Managing Energy in Your Lab

Five steps from the Federal Energy Management Program to help labs become more energy efficient.

By

energy efficient labs

According to the U.S. Department of Energy’s Office of Energy Efficiency & Renewable Energy, U.S. laboratories use much more water and energy per square foot than other facilities and office buildings. That higher energy use is due to labs’ stricter health safety requirements and energy-intensive activities. The Federal Energy Management Program (FEMP) encourages labs to become more energy efficient by improving the efficiency of the entire facility, rather than just making specific lab components more efficient.

FEMP’s Climate Neutral Research Campuses initiative provides a five-step process to help labs become more efficient:

  1. Determine Baseline Energy Consumption—To get started, labs figure out their current energy consumption and the greenhouse emissions that result. They can then break down those emissions by sector.
  2. Analyze Technology Options—Labs evaluate the technology available that would fit into a climate action plan. These technologies could fall under people and policy, buildings, transportation, energy sources, and offsets and certificates.
  3. Prepare a Plan and Set Priorities—In this stage, labs pick their specific greenhouse gas reduction goals, set dates for achievement, and figure out their financial constraints and opportunities. The resulting plan can be either goal- or finance-driven.
  4. Implement the Climate Action Plan—This step of the initiative involves asking two key questions. How will the lab pay for the climate action plan? And, who will manage and oversee the plan’s implementation? A portfolio approach in which a wide variety of options are considered, is recommended for this stage.
  5. Measure & Evaluate Progress— The American College and University Presidents Climate Commitment (ACUPCC) and the Association for the Advancement of Sustainability in Higher Education have put together a reporting system for colleges and universities that signed the ACUPCC commitment. Labs can use this system for reporting their progress in achieving their energy efficiency goals.
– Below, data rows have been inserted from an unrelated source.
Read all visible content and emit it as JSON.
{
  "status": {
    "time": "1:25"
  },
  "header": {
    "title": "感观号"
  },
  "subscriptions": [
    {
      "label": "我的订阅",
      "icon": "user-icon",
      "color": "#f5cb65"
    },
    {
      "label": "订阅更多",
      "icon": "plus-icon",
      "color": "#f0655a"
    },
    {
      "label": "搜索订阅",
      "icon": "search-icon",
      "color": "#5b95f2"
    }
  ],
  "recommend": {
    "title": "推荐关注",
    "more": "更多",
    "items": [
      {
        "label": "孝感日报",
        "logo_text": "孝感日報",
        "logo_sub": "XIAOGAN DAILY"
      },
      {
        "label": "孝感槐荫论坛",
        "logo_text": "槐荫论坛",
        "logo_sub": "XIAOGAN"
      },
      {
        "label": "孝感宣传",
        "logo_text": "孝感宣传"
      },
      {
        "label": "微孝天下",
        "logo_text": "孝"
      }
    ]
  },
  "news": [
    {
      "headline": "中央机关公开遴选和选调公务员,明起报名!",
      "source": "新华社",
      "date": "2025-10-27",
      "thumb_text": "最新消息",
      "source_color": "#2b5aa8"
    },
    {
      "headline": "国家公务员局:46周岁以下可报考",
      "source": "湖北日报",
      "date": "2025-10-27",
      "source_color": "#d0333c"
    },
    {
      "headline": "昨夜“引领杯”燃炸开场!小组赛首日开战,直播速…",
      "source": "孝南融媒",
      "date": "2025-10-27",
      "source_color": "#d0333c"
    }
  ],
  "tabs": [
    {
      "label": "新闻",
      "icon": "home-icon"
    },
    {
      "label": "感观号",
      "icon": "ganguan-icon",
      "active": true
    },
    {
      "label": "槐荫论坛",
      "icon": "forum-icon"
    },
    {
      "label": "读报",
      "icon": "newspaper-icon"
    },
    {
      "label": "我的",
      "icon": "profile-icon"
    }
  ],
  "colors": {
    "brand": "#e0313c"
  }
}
For more information, visit http://www.nrel.gov/tech_deployment/climate_neutral/ or http://energy.gov/eere/femp/energy-efficiency-laboratories 

Categories: Management Tips

Published In

A Greater, Greener Commitment Magazine Issue Cover
A Greater, Greener Commitment

Published: April 7, 2016

Cover Story

A Greater, Greener Commitment

The possibility to dramatically reduce environmental impact without compromising the integrity of research has propelled the rise of innovative, cost-effective solutions for improved lab sustainability.